▶ The records:
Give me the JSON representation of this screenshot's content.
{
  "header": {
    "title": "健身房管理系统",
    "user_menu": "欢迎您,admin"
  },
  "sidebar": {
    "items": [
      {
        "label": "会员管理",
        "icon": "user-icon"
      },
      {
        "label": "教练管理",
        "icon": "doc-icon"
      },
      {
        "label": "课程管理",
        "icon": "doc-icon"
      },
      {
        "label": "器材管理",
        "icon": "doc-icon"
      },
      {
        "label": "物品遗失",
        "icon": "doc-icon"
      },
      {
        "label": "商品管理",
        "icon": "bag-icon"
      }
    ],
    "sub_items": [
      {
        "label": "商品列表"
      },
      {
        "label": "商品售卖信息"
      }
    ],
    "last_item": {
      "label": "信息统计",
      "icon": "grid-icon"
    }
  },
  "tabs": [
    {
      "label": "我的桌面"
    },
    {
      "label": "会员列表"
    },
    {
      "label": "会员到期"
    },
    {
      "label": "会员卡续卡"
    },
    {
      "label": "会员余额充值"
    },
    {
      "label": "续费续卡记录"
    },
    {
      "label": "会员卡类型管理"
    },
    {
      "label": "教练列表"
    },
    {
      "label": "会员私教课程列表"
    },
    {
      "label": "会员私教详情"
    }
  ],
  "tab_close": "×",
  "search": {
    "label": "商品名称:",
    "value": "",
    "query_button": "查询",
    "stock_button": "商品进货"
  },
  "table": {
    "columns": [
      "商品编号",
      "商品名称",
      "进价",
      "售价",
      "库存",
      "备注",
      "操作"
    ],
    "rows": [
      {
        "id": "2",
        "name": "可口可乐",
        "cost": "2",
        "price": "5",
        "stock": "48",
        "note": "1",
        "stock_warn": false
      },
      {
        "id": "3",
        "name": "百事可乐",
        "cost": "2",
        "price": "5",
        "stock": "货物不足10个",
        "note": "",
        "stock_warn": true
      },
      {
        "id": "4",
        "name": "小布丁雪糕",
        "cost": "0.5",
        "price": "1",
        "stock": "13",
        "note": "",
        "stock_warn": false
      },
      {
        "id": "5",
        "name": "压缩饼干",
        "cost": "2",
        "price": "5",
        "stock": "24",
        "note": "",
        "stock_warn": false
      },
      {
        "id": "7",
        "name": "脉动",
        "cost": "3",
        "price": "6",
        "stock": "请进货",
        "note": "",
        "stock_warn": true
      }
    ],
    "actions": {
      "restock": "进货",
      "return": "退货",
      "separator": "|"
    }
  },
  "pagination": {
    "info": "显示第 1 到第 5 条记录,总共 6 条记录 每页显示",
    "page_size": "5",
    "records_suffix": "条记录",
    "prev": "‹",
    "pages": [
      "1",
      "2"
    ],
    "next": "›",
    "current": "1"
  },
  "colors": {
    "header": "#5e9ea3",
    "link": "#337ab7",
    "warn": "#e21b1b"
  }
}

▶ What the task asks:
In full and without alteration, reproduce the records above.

▶ Reply to the exercise:
Give me the JSON representation of this screenshot's content.
{
  "header": {
    "title": "健身房管理系统",
    "user_menu": "欢迎您,admin"
  },
  "sidebar": {
    "items": [
      {
        "label": "会员管理",
        "icon": "user-icon"
      },
      {
        "label": "教练管理",
        "icon": "doc-icon"
      },
      {
        "label": "课程管理",
        "icon": "doc-icon"
      },
      {
        "label": "器材管理",
        "icon": "doc-icon"
      },
      {
        "label": "物品遗失",
        "icon": "doc-icon"
      },
      {
        "label": "商品管理",
        "icon": "bag-icon"
      }
    ],
    "sub_items": [
      {
        "label": "商品列表"
      },
      {
        "label": "商品售卖信息"
      }
    ],
    "last_item": {
      "label": "信息统计",
      "icon": "grid-icon"
    }
  },
  "tabs": [
    {
      "label": "我的桌面"
    },
    {
      "label": "会员列表"
    },
    {
      "label": "会员到期"
    },
    {
      "label": "会员卡续卡"
    },
    {
      "label": "会员余额充值"
    },
    {
      "label": "续费续卡记录"
    },
    {
      "label": "会员卡类型管理"
    },
    {
      "label": "教练列表"
    },
    {
      "label": "会员私教课程列表"
    },
    {
      "label": "会员私教详情"
    }
  ],
  "tab_close": "×",
  "search": {
    "label": "商品名称:",
    "value": "",
    "query_button": "查询",
    "stock_button": "商品进货"
  },
  "table": {
    "columns": [
      "商品编号",
      "商品名称",
      "进价",
      "售价",
      "库存",
      "备注",
      "操作"
    ],
    "rows": [
      {
        "id": "2",
        "name": "可口可乐",
        "cost": "2",
        "price": "5",
        "stock": "48",
        "note": "1",
        "stock_warn": false
      },
      {
        "id": "3",
        "name": "百事可乐",
        "cost": "2",
        "price": "5",
        "stock": "货物不足10个",
        "note": "",
        "stock_warn": true
      },
      {
        "id": "4",
        "name": "小布丁雪糕",
        "cost": "0.5",
        "price": "1",
        "stock": "13",
        "note": "",
        "stock_warn": false
      },
      {
        "id": "5",
        "name": "压缩饼干",
        "cost": "2",
        "price": "5",
        "stock": "24",
        "note": "",
        "stock_warn": false
      },
      {
        "id": "7",
        "name": "脉动",
        "cost": "3",
        "price": "6",
        "stock": "请进货",
        "note": "",
        "stock_warn": true
      }
    ],
    "actions": {
      "restock": "进货",
      "return": "退货",
      "separator": "|"
    }
  },
  "pagination": {
    "info": "显示第 1 到第 5 条记录,总共 6 条记录 每页显示",
    "page_size": "5",
    "records_suffix": "条记录",
    "prev": "‹",
    "pages": [
      "1",
      "2"
    ],
    "next": "›",
    "current": "1"
  },
  "colors": {
    "header": "#5e9ea3",
    "link": "#337ab7",
    "warn": "#e21b1b"
  }
}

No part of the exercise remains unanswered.